959P - BAX and BCL-2 polymorphisms modulating aggressiveness and prognosis in diffuse large B-cell lymphoma

Date 28 September 2014
Event ESMO 2014
Session Poster Display session
Topics Lymphomas
Translational Research
Basic Principles in the Management and Treatment (of cancer)
Presenter Angelo Brito
Citation Annals of Oncology (2014) 25 (suppl_4): iv327-iv339. 10.1093/annonc/mdu339
Authors A.B.C. Brito1, C. Oliveira2, M.T. Delamain2, C.A. De Souza2, J. Vassallo1, C.S.P. Lima2
  • 1Department Of Internal Medicine, Laboratory of Cancer Genetics, 13083-970 - Campinas/BR
  • 2Department Of Internal Medicine, University of Campinas, 13083888 - Campinas/BR
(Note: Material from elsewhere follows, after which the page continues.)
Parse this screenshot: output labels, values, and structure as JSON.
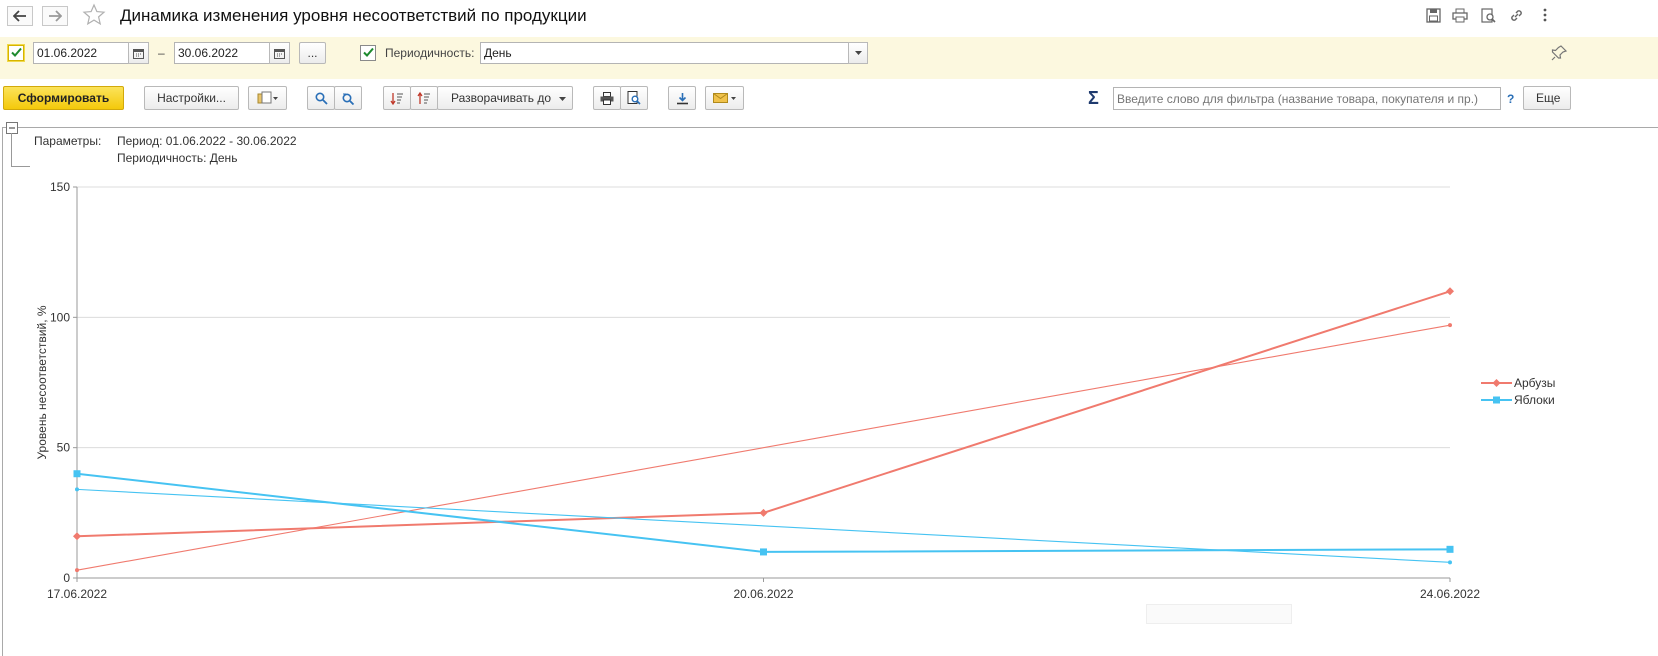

Apoptosis, with participation of the pro-apoptotic BAX and the anti-apoptotic BCL-2 proteins, play a key role in outcome of patients with diffuse large B cell lymphoma (DLBCL). The ability to induce apoptosis is variable in humans, since several proteins enrolled in the process are encoded by polymorphic genes. The G wild allele of the BAX G(-248)A and the variant A allele of the BCL2 C(-717)A single nucleotide polymorphisms (SNPs) are related to lower transcriptional activity and higher BCL-2 protein expression, respectively, compared with the A variant and C wild alleles. Since the roles of these SNPs in clinical aspects and prognosis of DLBCL are still unknown, investigation of these were the aims of the present study.


Our analysis included 154 consecutive DLBCL patients at diagnosis seen at the University Hospital from December 2007 to March 2014. Genomic DNA from peripheral blood was analyzed by polymerase chain reaction followed by enzymatic digestion for discrimination of distinct genotypes of each SNP. Multivariate analysis using the logistic regression model served to assess the associations between genotypes and clinical aspects. Overall survival (OS) was calculated using the Kaplan-Meier estimate probabilities, and differences between survival curves were analysed by the log-rank test.


The frequencies of BAX GG and BAX GG plus BCL-2 AA genotypes were higher in patients with stage IV tumors compared to those with tumors of I + II + III stages (95% vs. 77%, P = 0.01; 94% vs. 54%, P = 0.02), respectively. The median time of observation of patients was 22 months (range: 1-75). On univariate analysis, the presence of B symptoms (68% vs. 87%, P = 0.02), bone marrow involvement (53% vs. 79%, P = 0.009), high LDH levels (64% vs. 81%, P = 0.03), high risk disease (52% vs. 76%, P = 0.002), and stage IV (61% vs. 81% P = 0.01) were predictive of worse outcome at 24 months of follow up. Moreover, at the same time, patients with BCL2 CA + AA genotypes had worse outcome than others (68% vs. 88%, P = 0.04).


Our data indicate, for the first time, that inherited abnormalities in intrinsic apoptosis pathway, related to the BAX G(-238)A and BCL2 C(-717)A SNPs, influence aggressiveness and outcome of DLBCL patients.


All authors have declared no conflicts of interest.